June, 1990, the grand jury dropped the computer fraud charges and added more wire fraud charges. Neidorf now faced ten felony charge. The maximum penalty totaled to 65 years in prison.
July 23, 1990, the trial began in Chicago’s District Court for the Northern District of Illinois. The arsenal of “truth” the prosecution had withheld included witnesses, the Secret Service agent, Robert Riggs (who was a friend of Neidorf being accused of conspiring with Neidorf), and many employees of BellSouth. The prosecution’s four main pieces of evidence included the E911 file that appeared in _Phrack_, that was supposed to be hackinginstructions, a Trojan Horse program, and an announcement in _Phrack_ of “The Phoenix Project”, which included a statement saying, “Knowledge is the key to the future and is FREE”(Denning 616)
When presented in court, it became clear, that Phrack version of E911 file was not presented in a way that could be useful for hacking. It was also shown, through Robert Rigg’s testimony, that BellSouth cared little enough about protecting this file far it to be considered very sensitive. Riggs used an account without a password to “break-ins” to their system.

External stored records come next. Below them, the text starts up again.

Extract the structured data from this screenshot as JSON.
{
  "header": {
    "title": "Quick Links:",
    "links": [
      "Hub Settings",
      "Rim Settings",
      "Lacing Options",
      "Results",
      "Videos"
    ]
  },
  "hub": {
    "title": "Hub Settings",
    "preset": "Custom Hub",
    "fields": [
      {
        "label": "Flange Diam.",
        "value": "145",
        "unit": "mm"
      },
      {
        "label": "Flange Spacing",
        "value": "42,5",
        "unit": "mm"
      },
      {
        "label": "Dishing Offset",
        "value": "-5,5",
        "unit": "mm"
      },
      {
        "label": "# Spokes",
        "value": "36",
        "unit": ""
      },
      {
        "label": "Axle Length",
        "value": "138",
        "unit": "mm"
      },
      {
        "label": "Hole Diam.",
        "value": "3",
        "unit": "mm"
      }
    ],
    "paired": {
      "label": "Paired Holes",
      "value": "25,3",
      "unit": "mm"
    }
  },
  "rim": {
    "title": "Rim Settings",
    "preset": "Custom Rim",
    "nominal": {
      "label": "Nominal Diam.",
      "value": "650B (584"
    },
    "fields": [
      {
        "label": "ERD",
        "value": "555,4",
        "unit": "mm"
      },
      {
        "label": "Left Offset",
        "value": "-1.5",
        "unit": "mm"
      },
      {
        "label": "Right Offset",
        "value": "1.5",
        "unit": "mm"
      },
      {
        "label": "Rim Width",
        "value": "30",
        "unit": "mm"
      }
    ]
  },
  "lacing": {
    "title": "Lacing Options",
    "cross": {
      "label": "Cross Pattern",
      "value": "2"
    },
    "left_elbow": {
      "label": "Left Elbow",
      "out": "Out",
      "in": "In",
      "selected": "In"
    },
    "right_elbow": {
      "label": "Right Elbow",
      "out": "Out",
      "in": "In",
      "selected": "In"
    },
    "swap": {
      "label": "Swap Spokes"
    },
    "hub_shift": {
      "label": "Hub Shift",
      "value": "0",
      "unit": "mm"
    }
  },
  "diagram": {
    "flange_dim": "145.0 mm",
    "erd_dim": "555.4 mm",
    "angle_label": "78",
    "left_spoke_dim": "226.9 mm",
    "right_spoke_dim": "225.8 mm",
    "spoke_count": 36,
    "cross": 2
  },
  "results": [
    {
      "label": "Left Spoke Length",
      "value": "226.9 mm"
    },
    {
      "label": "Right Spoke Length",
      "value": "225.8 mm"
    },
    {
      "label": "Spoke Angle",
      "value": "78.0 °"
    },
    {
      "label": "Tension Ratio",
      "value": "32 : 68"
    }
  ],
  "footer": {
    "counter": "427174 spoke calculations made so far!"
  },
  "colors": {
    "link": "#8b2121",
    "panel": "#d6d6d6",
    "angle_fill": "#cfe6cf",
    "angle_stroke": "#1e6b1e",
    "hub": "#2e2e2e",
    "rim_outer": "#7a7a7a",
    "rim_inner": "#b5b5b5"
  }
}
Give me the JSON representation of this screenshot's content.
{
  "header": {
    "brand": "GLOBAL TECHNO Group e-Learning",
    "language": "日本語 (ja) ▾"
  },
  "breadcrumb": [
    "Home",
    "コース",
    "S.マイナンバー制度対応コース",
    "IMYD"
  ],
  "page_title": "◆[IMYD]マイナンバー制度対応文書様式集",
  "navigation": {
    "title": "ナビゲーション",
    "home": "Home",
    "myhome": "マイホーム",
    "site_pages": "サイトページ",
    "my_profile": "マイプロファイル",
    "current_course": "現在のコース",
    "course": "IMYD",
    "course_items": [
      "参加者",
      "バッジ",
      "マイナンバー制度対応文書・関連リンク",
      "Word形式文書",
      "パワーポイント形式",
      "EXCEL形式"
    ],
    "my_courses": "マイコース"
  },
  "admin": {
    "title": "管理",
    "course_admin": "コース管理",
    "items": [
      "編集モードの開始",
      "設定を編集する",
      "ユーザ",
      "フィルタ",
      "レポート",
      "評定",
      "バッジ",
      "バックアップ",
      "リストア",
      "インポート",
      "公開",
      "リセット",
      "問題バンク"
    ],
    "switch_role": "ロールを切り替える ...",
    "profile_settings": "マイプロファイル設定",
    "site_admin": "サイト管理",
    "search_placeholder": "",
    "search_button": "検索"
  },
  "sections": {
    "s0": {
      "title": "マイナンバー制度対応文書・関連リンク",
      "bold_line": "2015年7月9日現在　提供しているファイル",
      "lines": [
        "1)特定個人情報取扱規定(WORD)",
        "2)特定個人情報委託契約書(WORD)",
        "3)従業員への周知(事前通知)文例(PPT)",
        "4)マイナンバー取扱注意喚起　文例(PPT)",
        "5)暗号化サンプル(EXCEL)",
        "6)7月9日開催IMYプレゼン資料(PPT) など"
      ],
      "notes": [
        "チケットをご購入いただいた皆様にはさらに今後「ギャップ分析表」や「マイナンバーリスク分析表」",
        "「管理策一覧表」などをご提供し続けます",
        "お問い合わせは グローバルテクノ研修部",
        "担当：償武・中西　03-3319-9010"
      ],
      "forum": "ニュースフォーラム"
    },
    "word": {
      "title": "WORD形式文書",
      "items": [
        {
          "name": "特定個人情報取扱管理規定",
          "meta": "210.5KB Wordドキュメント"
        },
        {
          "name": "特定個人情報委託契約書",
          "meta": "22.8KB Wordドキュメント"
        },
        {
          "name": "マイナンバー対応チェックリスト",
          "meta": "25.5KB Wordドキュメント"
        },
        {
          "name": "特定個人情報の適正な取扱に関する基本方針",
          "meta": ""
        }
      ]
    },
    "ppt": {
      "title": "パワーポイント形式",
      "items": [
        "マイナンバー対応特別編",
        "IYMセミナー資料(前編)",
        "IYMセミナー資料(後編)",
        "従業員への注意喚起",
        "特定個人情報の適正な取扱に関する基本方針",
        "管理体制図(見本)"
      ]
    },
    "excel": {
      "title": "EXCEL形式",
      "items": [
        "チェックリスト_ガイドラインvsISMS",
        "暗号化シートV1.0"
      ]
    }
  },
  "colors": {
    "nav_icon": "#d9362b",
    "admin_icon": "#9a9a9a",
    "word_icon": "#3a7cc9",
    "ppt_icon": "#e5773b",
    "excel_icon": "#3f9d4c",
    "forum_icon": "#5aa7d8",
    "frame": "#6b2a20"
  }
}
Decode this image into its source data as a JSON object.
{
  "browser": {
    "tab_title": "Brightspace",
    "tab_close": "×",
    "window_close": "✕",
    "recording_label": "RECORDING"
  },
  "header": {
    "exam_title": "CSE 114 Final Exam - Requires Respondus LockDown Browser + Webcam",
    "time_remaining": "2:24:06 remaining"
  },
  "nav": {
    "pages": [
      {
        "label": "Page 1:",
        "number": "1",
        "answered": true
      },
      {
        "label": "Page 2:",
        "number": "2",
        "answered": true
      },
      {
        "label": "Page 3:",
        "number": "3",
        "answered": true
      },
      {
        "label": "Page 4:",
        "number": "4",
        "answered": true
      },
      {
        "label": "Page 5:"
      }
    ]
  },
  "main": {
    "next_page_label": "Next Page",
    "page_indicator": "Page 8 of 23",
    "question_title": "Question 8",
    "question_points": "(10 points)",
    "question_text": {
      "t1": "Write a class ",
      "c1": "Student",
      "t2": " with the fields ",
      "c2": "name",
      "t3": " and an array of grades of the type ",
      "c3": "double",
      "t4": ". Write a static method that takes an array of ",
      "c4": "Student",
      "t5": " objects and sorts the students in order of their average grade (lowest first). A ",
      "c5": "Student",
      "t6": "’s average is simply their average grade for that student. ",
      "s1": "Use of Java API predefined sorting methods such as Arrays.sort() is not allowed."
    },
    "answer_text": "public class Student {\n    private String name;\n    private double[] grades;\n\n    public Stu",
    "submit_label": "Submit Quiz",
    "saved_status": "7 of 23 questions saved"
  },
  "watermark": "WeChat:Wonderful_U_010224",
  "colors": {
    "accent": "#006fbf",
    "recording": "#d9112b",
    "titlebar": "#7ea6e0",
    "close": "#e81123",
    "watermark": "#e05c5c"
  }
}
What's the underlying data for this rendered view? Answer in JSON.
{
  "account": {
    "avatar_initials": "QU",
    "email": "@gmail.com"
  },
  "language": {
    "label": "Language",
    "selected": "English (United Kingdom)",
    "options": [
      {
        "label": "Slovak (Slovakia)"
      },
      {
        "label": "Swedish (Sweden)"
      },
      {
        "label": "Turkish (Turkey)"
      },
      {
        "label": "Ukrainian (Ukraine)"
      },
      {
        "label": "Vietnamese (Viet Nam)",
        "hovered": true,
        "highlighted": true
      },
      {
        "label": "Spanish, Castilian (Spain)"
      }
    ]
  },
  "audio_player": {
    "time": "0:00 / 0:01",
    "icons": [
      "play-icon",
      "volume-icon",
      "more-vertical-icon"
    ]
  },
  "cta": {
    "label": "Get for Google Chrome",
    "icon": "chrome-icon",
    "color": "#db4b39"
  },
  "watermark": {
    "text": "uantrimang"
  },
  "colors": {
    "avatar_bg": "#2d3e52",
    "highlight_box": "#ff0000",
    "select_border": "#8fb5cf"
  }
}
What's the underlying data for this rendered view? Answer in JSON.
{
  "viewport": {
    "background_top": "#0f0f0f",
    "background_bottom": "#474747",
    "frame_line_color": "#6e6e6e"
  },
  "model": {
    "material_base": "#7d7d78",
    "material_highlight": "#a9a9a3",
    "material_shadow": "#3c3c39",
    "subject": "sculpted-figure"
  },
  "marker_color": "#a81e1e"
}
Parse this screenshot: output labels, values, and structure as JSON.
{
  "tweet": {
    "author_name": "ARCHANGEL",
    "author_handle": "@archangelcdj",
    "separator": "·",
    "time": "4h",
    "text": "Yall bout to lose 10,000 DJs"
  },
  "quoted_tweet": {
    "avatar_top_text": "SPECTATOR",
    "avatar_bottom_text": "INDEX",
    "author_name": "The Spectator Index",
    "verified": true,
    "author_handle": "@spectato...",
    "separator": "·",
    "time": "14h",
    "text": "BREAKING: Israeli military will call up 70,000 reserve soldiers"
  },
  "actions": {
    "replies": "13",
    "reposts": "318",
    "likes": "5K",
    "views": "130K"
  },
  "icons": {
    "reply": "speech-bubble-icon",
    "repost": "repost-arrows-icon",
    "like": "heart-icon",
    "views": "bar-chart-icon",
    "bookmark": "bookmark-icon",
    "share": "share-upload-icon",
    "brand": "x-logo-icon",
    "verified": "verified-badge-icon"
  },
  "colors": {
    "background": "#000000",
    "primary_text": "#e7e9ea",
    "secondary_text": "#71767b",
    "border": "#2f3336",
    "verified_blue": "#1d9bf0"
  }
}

The three articles appearing in Phrack which were considered threatening enough to motivate one count of indictment, for conspiring to steal property and Publish stolen documents, were also disproves by Riggs testimony.
The Trojan Horse Login Program evidence approached by the prosecution was also disproves. Not only did Neidorf follow acceptable procedures of inquiry on the file, his ownership of this program provided no intent of criminal activity, and his programing is commonly understood, as far as construction and usage within the computer science realm.
Finally, “The Phoenix Project,” which the government believed to be a large conspiracy of publishing stolen info. was provided to be no longer a danger. At a Summer Conference in 1988, in St. Louis, where the “new age” was supposed to begin. The Secret Service observed the meeting with about 15 hours video tape and discovered nothing significant, concerning security intrusion.
On the Friday, of the week, of the trial, the government declared a mistrial, undoubtedly for fear of public humiliation. Craig Neidorf unfortunately was left with a $100,000 court bill.